Pennington: Are We All Heroes?

Should every firefighter be held to the hero status, no matter what the circumstances? As I returned from Firehouse Expo 2013 and a wonderful Florida vacation, I sat down to read a stirring article about the death of a young firefighter and the...


Should every firefighter be held to the hero status, no matter what the circumstances?

As I returned from Firehouse Expo 2013 and a wonderful Florida vacation, I sat down to read a stirring article about the death of a young firefighter and the injuries to a citizen that were caused by his accident.

While I do not know the exact circumstances behind this tragic event, the letter sent by the citizen’s family was amazing and hard-hitting. It asked that fallen firefighter not be given the traditional hero's farewell; the heart-breaking honor that we give to our fallen comrades.

How can this be? Does this family have any right to make this request? Let’s look at this from a neutral perspective and then offer this jumpseat rider's view. 

First and foremost, this a tragic event that has left one young firefighter dead and others hurt.

Not only is the fire service family hurt, but the families of both the firefighter and the citizen will cope with the mental suffering after a serious incident. Taking a look at this request could quite possibly be the hardest decision that fire chief will ever have to make.  

Was this event preventable? Who was at fault in this event? Does the LODD warrant a hero’s goodbye? These are all questions I would not want to answer. 

Does belonging to a fire department give you the right to a hero's farewell, no matter what the situation of your death is? While that judgment needs to be made at a level above mine, I will offer you the opinion of someone dear to me, my wife. 

She has said many times that if I die doing something stupid I will be buried beside our family pets in the backyard, in a pine box.  Dying for an abandoned structure or taking a risk beyond that is unacceptable will not be tolerated by her or my family.

She understands greatly that we may be asked to go above and beyond to save a life as she is a retired paramedic. Even more, she understands that there are many situations where we get ourselves into a tight spot with no real viable outcome.

While her opinion may sound harsh to many, it always stays in the back on my mind when deciding on the risk versus reward decision that a pine box in the backyard may be my final resting place if I chose wrong. It has come to mind many times when faced with an unwinnable or unsalvageable situation. 

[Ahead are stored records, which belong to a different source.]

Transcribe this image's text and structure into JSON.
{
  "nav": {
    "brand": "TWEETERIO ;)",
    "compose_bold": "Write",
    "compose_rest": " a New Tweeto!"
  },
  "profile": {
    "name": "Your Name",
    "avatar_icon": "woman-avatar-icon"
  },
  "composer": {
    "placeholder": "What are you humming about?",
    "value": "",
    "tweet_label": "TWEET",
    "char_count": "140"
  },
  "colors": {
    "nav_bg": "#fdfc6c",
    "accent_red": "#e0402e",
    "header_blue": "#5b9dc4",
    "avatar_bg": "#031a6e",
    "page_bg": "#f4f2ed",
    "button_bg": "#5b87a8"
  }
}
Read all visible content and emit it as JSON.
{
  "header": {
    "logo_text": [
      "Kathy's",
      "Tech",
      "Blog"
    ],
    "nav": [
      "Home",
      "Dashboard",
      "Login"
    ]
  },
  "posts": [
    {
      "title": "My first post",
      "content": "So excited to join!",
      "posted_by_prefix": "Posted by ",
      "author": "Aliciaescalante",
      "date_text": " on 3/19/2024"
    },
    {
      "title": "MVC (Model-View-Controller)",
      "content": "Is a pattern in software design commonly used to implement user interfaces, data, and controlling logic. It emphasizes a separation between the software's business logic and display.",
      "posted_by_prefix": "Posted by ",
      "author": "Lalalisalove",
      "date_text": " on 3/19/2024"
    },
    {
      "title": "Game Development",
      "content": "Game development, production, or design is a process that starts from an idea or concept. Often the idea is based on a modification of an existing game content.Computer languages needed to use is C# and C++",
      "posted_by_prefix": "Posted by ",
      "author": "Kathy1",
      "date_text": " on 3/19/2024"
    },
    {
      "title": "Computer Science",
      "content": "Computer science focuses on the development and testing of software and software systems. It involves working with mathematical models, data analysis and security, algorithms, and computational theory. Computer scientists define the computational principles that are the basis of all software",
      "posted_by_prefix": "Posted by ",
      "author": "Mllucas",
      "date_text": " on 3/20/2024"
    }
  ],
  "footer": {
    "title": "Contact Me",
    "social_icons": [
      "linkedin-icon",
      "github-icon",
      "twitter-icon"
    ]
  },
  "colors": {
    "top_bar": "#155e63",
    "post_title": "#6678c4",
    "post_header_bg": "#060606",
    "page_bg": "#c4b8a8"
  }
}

Here is where this particular case troubles this jumpseat rider. Number one is the fallen is a brother in a brotherhood that extends way beyond the borders of his town.

His department needs to be able to mourn, grieve, say goodbye, and heal in whatever way seems fit. Whether or not he deserves a formal farewell shouldn’t be up to anyone but the members of his department. If the department was not allowed to offer their final respects or grieve, the healing process could never be completed and affect many members for years to come.

Does everyone who pulls on their boots and signs up to become a firefighter deserve a hero's farewell.

I believe -- yes -- as we all belong to something bigger than ourselves.

While you don’t see bankers, realtors or many other professions having processions to honor their lost, how often are any of these folks asked to put their lives in others' hands to bring them home safely. 

Save the judgment on this young firefighter for God to decide.

Let his department mourn their loss in the way they seem fit. 

Adding insult to tragedy is not the way to make a point in the public eye.  If you don’t agree with their way of saying goodbye, just don’t show up!